"I don't believe in miraculous healings," Mark Ruffalo told a Sundance audience Saturday night at a party given by Cornerstore Entertainment. It's an odd statement, considering he spent ten years making a movie about a paralyzed DJ who has the ability to perform them. Sympathy for Delicious premiered this weekend, the result of a long collaboration with screenwriter Christopher Thornton. (It's Ruffalo's directorial debut, and both men star in the film, alongside Juliette Lewis, Laura Linney, and Orlando Bloom.)
Thornton, who has been wheelchair-bound since a 1992 rock-climbing accident, knows the whole faith-healing scene first-hand. "When you're in the hospital and getting out of it, all these religious friends show up," he said during Saturday's post-screening Q+A. Thornton let the believers convince him it might work; it didn't. "Later, when I was kind of past all that, and sort of came to my senses...I thought there was a story in that," he recounted.

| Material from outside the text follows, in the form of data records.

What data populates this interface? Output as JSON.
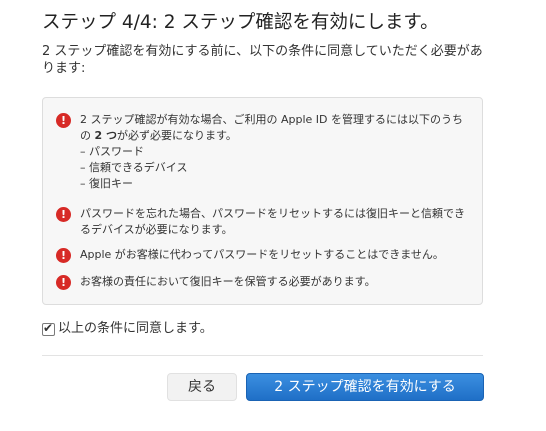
{
  "heading": "ステップ 4/4: 2 ステップ確認を有効にします。",
  "intro": "2 ステップ確認を有効にする前に、以下の条件に同意していただく必要があります:",
  "notices": [
    {
      "icon": "exclamation-circle-icon",
      "text_before": "2 ステップ確認が有効な場合、ご利用の Apple ID を管理するには以下のうちの ",
      "text_bold": "2 つ",
      "text_after": "が必ず必要になります。",
      "requirements": [
        "– パスワード",
        "– 信頼できるデバイス",
        "– 復旧キー"
      ]
    },
    {
      "icon": "exclamation-circle-icon",
      "text": "パスワードを忘れた場合、パスワードをリセットするには復旧キーと信頼できるデバイスが必要になります。"
    },
    {
      "icon": "exclamation-circle-icon",
      "text": "Apple がお客様に代わってパスワードをリセットすることはできません。"
    },
    {
      "icon": "exclamation-circle-icon",
      "text": "お客様の責任において復旧キーを保管する必要があります。"
    }
  ],
  "agree": {
    "label": "以上の条件に同意します。",
    "checked": true
  },
  "buttons": {
    "back": "戻る",
    "enable": "2 ステップ確認を有効にする"
  },
  "colors": {
    "warning_icon": "#d72a26",
    "primary_button": "#2478d4",
    "notice_background": "#f7f7f7"
  }
}
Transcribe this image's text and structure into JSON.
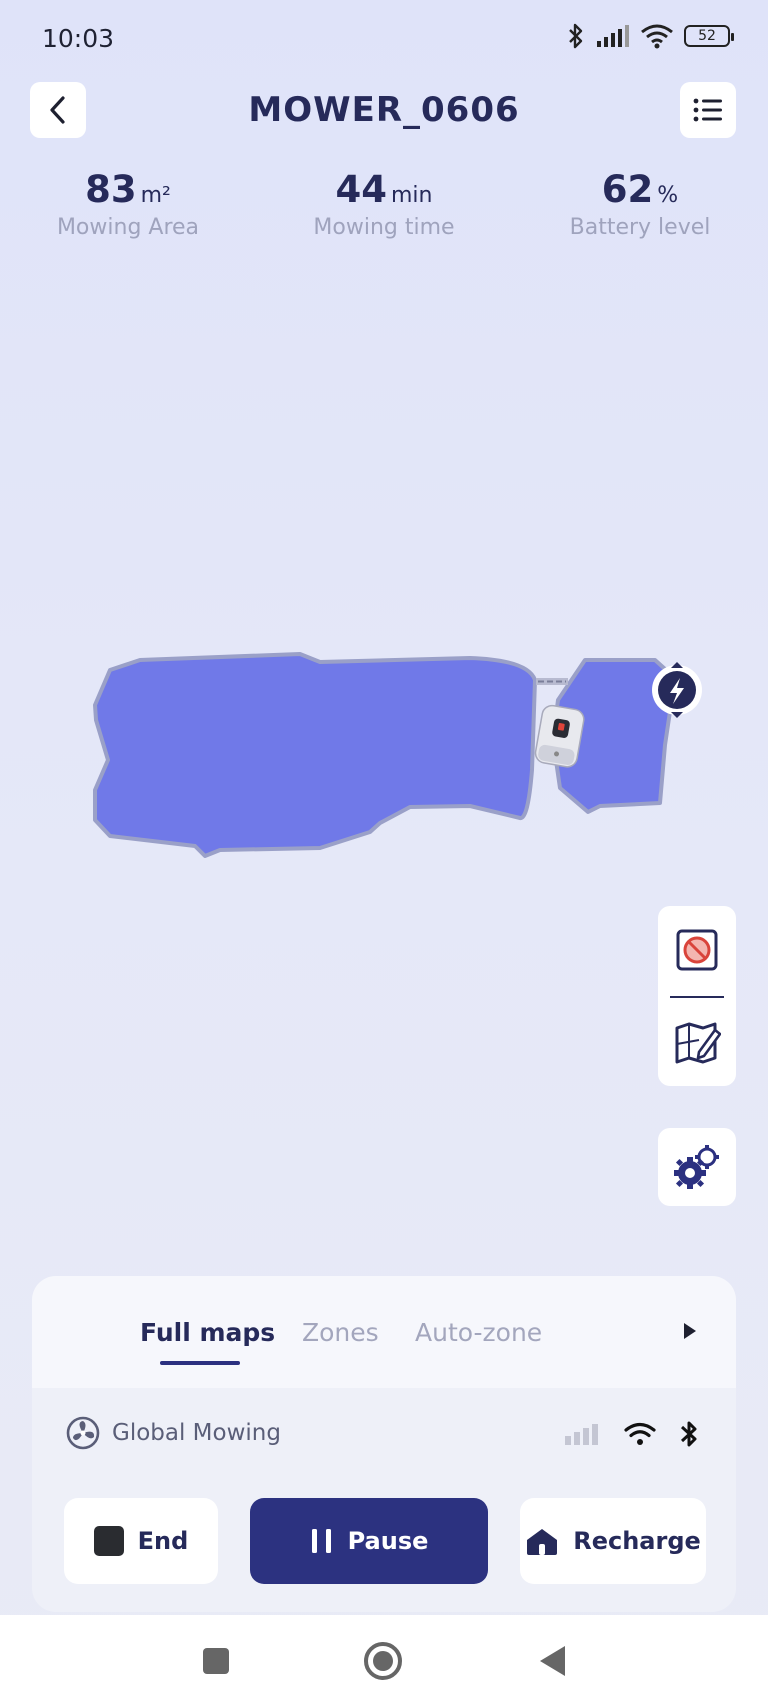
{
  "status": {
    "time": "10:03",
    "battery": "52"
  },
  "header": {
    "title": "MOWER_0606"
  },
  "stats": [
    {
      "value": "83",
      "unit": "m²",
      "label": "Mowing Area"
    },
    {
      "value": "44",
      "unit": "min",
      "label": "Mowing time"
    },
    {
      "value": "62",
      "unit": "%",
      "label": "Battery level"
    }
  ],
  "tabs": [
    {
      "label": "Full maps",
      "active": true
    },
    {
      "label": "Zones"
    },
    {
      "label": "Auto-zone"
    }
  ],
  "mode": {
    "label": "Global Mowing"
  },
  "actions": {
    "end": "End",
    "pause": "Pause",
    "recharge": "Recharge"
  },
  "colors": {
    "accent": "#2c3280",
    "lawn": "#7079e8",
    "lawn_border": "#9aa0c8",
    "text": "#262a5a",
    "muted": "#9fa3bd"
  },
  "icons": {
    "back": "chevron-left-icon",
    "menu": "list-icon",
    "no_go": "no-go-zone-icon",
    "map_edit": "map-edit-icon",
    "settings": "gears-icon",
    "charging_station": "lightning-icon",
    "mower": "mower-icon"
  }
}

Ruffalo agreed, although he shares Thornton's distaste for actual so-called faith healers. "Benny Hinn, I think, is a charlatan. A lot of these people, I think, feed on people who are in a lot of need, and desperate," he said. He and Thornton struggled to secure funding for their movie about a down-and-out scratcher (played by Thornton) who can cure everything from a cigarette burn to emphysema with the touch of his hands, until salvation came along in the form of an arts patron who gave them a million dollars. "We said, 'Do you want to read the script?' And she said, 'No, darling, I don't need to read the script. I've seen you guys on stage; I know you can do it,'" Ruffalo said. Talk about faith!